_Exercise_
I would like you to restate each record word for word.
══ Material to process
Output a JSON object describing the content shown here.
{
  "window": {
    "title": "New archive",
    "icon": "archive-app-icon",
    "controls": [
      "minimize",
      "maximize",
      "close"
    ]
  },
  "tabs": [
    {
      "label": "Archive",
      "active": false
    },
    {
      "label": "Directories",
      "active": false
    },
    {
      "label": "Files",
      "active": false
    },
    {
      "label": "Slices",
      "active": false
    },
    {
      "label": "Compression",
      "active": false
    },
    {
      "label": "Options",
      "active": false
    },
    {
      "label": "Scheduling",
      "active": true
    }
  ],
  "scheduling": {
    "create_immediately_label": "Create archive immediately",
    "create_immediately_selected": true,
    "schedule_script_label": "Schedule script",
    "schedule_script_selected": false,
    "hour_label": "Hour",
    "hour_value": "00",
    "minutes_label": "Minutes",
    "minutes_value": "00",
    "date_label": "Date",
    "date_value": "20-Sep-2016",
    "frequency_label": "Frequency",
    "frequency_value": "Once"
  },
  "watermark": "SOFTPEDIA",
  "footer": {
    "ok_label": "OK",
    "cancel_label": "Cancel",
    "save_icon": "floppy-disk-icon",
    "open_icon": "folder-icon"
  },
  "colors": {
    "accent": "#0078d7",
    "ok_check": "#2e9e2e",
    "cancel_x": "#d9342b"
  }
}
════
_Answer to this exercise_
Output a JSON object describing the content shown here.
{
  "window": {
    "title": "New archive",
    "icon": "archive-app-icon",
    "controls": [
      "minimize",
      "maximize",
      "close"
    ]
  },
  "tabs": [
    {
      "label": "Archive",
      "active": false
    },
    {
      "label": "Directories",
      "active": false
    },
    {
      "label": "Files",
      "active": false
    },
    {
      "label": "Slices",
      "active": false
    },
    {
      "label": "Compression",
      "active": false
    },
    {
      "label": "Options",
      "active": false
    },
    {
      "label": "Scheduling",
      "active": true
    }
  ],
  "scheduling": {
    "create_immediately_label": "Create archive immediately",
    "create_immediately_selected": true,
    "schedule_script_label": "Schedule script",
    "schedule_script_selected": false,
    "hour_label": "Hour",
    "hour_value": "00",
    "minutes_label": "Minutes",
    "minutes_value": "00",
    "date_label": "Date",
    "date_value": "20-Sep-2016",
    "frequency_label": "Frequency",
    "frequency_value": "Once"
  },
  "watermark": "SOFTPEDIA",
  "footer": {
    "ok_label": "OK",
    "cancel_label": "Cancel",
    "save_icon": "floppy-disk-icon",
    "open_icon": "folder-icon"
  },
  "colors": {
    "accent": "#0078d7",
    "ok_check": "#2e9e2e",
    "cancel_x": "#d9342b"
  }
}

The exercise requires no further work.